How did your company achieve the top position in the chip registration industry?

We began by creating a high-quality printing head, followed by pioneering a more convenient printing style for our clients. Initially, one drying machine was required for every printing head. However, we innovated with a double-headed printer with a built-in dryer, significantly reducing the space required for production, which proved to be a significant advantage for manufacturers. Through the manufacture of devices that generate customer profits, we have established our current position.

Are you planning to expand your business by introducing this new product into new markets?

To be honest, while the chip resistor market is expanding, we do not anticipate an increase of manufacturing companies. We will continue to contribute through our craftsmanship by offering efficient manufacturing line proposals.

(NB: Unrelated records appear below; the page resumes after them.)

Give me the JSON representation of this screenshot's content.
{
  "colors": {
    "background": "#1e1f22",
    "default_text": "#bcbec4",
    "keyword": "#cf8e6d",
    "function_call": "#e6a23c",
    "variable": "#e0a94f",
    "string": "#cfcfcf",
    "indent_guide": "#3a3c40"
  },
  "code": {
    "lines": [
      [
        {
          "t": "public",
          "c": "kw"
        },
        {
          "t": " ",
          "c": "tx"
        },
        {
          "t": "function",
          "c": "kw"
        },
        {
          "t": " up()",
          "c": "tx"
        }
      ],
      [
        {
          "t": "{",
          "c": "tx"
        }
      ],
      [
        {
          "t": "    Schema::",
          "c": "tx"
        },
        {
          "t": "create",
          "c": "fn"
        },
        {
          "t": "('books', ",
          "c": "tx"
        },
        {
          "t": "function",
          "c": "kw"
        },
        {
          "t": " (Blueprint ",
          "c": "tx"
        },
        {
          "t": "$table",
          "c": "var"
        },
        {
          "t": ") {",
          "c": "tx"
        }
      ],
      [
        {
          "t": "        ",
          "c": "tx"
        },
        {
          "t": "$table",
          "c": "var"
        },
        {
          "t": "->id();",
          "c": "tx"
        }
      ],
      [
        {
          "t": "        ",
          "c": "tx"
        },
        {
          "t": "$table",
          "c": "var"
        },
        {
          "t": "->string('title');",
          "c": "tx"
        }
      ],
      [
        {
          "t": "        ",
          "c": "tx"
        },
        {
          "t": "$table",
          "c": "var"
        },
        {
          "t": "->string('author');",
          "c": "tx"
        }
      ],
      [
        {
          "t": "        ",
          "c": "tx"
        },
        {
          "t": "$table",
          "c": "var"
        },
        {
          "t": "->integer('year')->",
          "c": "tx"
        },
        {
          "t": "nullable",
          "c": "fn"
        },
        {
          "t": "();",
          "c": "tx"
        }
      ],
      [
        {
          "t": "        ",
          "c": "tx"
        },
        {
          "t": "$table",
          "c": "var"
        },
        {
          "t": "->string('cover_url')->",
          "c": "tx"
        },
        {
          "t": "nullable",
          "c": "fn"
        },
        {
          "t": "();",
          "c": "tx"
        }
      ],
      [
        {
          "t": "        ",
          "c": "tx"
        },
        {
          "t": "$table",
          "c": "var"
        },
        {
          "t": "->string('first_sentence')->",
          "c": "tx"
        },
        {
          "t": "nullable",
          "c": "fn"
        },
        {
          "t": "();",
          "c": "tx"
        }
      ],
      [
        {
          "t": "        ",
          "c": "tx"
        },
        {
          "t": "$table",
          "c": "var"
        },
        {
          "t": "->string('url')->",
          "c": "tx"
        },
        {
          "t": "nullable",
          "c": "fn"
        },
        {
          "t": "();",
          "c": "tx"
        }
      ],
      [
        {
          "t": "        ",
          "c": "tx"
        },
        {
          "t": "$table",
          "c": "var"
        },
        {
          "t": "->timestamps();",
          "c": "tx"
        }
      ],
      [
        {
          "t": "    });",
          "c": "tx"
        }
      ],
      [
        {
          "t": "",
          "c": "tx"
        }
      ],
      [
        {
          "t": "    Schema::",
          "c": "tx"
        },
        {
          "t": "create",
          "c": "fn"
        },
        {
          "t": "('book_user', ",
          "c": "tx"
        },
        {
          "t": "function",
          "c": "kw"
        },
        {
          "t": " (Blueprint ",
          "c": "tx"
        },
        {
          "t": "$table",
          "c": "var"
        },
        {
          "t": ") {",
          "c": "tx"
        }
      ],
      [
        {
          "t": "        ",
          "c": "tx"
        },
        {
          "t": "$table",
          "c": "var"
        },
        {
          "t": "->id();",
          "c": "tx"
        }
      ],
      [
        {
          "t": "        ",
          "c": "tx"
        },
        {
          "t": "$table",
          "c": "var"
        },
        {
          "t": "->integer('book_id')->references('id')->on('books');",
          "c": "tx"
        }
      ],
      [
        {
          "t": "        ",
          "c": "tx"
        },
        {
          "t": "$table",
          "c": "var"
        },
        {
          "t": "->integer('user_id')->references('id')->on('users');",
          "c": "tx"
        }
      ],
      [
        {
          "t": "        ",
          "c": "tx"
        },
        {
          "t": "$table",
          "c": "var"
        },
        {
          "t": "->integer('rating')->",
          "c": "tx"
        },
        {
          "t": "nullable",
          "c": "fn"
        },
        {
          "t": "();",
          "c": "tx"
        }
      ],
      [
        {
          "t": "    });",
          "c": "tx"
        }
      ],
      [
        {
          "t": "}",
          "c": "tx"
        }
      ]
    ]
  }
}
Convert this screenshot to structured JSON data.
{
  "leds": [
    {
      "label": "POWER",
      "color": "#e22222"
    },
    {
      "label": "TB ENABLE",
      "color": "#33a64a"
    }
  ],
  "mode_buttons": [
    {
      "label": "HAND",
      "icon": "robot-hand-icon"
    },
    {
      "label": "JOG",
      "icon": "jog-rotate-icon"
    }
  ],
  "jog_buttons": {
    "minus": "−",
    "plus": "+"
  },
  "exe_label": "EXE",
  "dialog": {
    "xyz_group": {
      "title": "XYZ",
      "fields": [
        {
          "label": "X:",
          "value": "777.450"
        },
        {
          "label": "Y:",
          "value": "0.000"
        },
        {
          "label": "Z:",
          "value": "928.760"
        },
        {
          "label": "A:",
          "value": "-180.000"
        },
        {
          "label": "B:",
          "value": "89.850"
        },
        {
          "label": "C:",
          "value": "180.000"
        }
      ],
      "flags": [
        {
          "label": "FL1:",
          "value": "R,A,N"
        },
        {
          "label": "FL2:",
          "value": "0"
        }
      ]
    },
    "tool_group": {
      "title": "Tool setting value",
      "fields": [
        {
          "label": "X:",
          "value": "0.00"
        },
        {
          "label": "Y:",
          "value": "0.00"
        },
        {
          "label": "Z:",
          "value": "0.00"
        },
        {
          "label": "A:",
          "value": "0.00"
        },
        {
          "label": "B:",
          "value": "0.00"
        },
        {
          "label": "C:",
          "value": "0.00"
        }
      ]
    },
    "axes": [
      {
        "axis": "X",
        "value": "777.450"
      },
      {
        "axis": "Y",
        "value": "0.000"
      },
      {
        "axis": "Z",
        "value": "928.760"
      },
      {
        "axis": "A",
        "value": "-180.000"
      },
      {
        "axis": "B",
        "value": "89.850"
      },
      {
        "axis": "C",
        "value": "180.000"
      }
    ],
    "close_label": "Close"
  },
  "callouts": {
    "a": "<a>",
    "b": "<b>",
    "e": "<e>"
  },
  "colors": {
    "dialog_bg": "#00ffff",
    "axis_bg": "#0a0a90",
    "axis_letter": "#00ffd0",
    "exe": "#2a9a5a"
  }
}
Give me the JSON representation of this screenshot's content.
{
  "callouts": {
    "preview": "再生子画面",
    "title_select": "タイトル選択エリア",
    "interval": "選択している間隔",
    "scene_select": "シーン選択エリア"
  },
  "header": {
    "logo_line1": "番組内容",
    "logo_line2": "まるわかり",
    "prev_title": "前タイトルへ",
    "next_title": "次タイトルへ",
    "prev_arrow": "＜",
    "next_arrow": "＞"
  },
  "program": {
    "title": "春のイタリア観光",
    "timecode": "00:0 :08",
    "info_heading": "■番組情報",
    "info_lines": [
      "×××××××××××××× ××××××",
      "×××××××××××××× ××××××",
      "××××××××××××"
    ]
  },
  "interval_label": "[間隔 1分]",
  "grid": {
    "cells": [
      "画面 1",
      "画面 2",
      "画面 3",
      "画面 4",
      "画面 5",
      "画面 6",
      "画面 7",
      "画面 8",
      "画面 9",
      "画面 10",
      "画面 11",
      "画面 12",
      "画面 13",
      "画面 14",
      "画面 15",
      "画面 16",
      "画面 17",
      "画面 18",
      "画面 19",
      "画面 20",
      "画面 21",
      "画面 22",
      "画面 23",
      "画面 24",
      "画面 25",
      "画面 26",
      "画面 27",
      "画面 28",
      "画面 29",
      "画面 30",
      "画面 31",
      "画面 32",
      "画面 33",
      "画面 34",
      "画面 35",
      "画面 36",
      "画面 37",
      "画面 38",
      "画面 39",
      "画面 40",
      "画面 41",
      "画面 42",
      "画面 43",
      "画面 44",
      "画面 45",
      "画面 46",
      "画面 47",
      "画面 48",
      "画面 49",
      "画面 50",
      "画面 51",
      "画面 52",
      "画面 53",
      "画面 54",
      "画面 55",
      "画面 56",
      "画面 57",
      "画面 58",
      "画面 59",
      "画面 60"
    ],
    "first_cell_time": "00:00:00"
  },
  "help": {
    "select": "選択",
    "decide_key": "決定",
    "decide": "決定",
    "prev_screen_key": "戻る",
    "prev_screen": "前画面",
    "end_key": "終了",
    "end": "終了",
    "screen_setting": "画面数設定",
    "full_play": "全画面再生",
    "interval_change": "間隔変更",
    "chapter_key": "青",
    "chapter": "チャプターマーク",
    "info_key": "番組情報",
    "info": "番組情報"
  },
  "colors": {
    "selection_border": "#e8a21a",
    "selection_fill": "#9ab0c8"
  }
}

How crucial is partnership in your business model, and are you actively seeking new overseas partners?

I consider this matter to be of utmost importance. Historically, our efforts to identify partner companies within Japan encountered challenges due to the aging workforce prevalent in most Japanese companies. Consequently, we redirected our focus overseas in search of new collaborative partners. After conducting visits to several foreign countries, we successfully established a partnership with a manufacturing company in South Korea. Presently, our company and our South Korean partner have forged a robust alliance, enabling us to effectively meet the demands of international clients.

The Japanese proverb “ichidaku senkin" originates from China and translates to "One word can be worth a thousand pieces of gold." In this proverb, "ichidaku" represents a single agreement or commitment, and "senkin" signifies a large sum of money. It symbolizes the idea that when a partnership or contract is formed, it is based on trust and can ultimately lead to substantial economic benefits. We aim to foster such partnerships, and our ambitions extend beyond just the ASEAN region. In this digital age, we possess the flexibility to target Indian software markets and enter new markets as needed.

With the semiconductor industry expected to experience a downturn in 2023 and subsequent growth in 2024, as mentioned by Tokyo Electron's president, Mr. Kawa, and with Samsung anticipating significant profits in the first two quarters of 2024, how is your company preparing to capitalize on this growth, and what strategic steps are you taking in response to these market dynamics?

I'm proceeding cautiously, anticipating the emergence of the next Steve Jobs. While our focus isn't on semiconductors directly, our work is closely related, particularly in chip registering. The automotive and household appliance industries are transitioning toward DC, and chip registration remains essential in these applications. With the automotive sector shifting toward EVs, we're closely monitoring these changes and adapting accordingly. In the past, the emergence of new technologies, like mp3 players, demanded hundreds of chip registers per device. We had to innovate to minimize the size of these registers, and our laser machines played a crucial role in this miniaturization process. I mentioned Steve Jobs because a groundbreaking idea or application has the potential to completely transform the world.

As the company's president seeking to replicate successful business partnerships akin to those in South Korea, what specific goals do you envision for the company's future? Additionally, how would you ideally like the company to be perceived on a global scale?

Our company's strategy revolves around development and a keen focus on our clients' needs. My goal is to reinforce our existing sales team, believing that Seishin will continue to grow and strengthen by remaining steadfast alongside our clients.